How do contemporary films work with the past? What potential does film offer in terms of rethinking history and expanding the boundaries of the habitual narratives? What opportunities does it give to those who previously had no voice? What new forms do contemporary filmmakers choose to speak about collective trauma, the problematic past, and hidden truths? These are some of the questions that the participants will discuss.
The declassification of archives, information transparency, and new possibilities in communication—primarily connected to social media—have changed our understanding of collective and personal histories. Today, along with conventional media and our personal experiences, we every day find at our disposal thousands of images and narratives and have to face issues such as post-truth, fake news, and the falsification of history. Contemporary filmmakers have access to a much more comprehensive selection of historical materials and evidence than any generation of their predecessors.

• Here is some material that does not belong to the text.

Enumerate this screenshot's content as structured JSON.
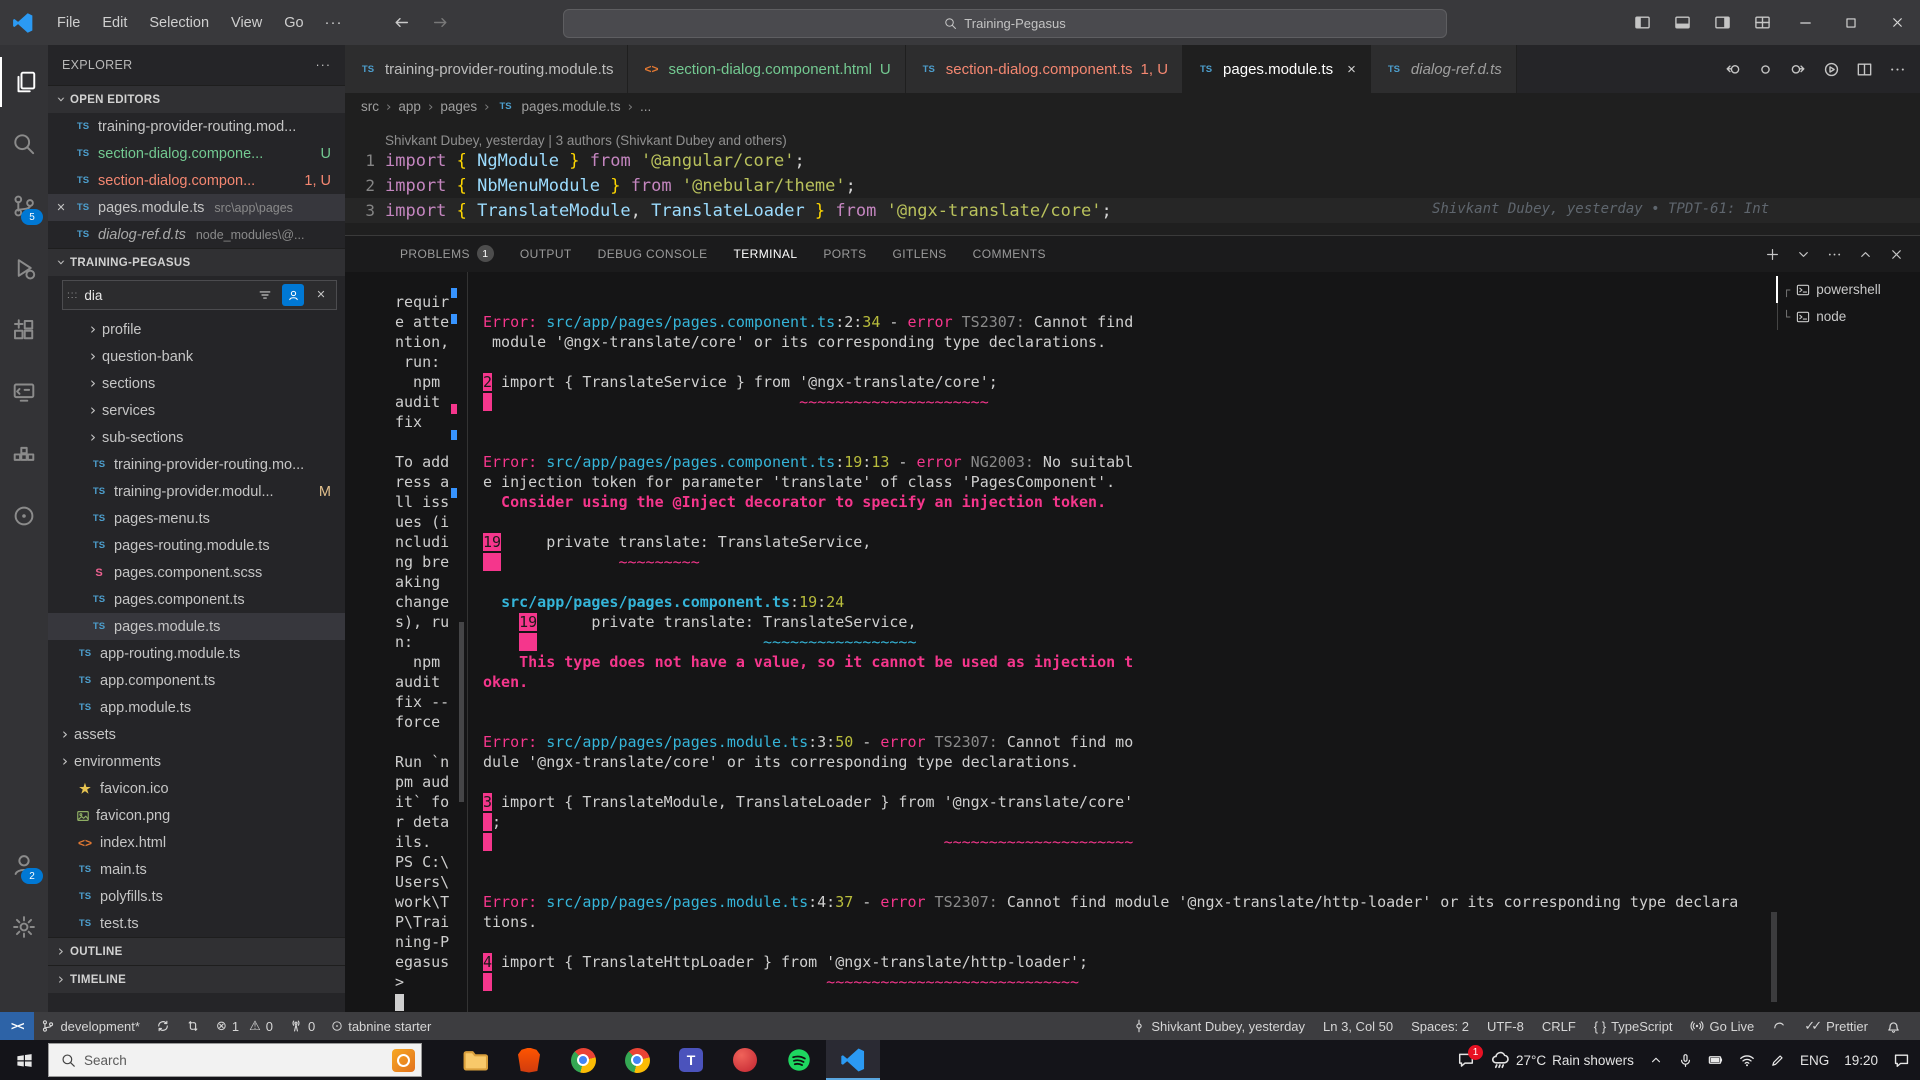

What in this situation is worth showing and addressing in the language of film, whether fiction or documentary?
Filmmaking has at all times been determined by social and political contexts and the rules of the industry. From political propaganda at the dawn of cinema to patriotic war movies and from auteur films of various new waves to documentary blockbusters on Netflix, filmmakers have been adapting to various systems to tell the stories of the past wars, global crises, and humanitarian disasters—plagued by censorship and self-censorship, production difficulties and overwhelming volumes of information.
Participants will discuss the question of the filmmaker’s responsibility, the search for reliable sources, and the construction of plots based on actual events. What will be included in the film, what will not make the final cut, and which factors determine that? The flexible boundaries between historical and documentary film, autofiction, film essays, and post-documentaries will be analyzed and critiqued by filmmakers and scholars who explore significant and personal histories.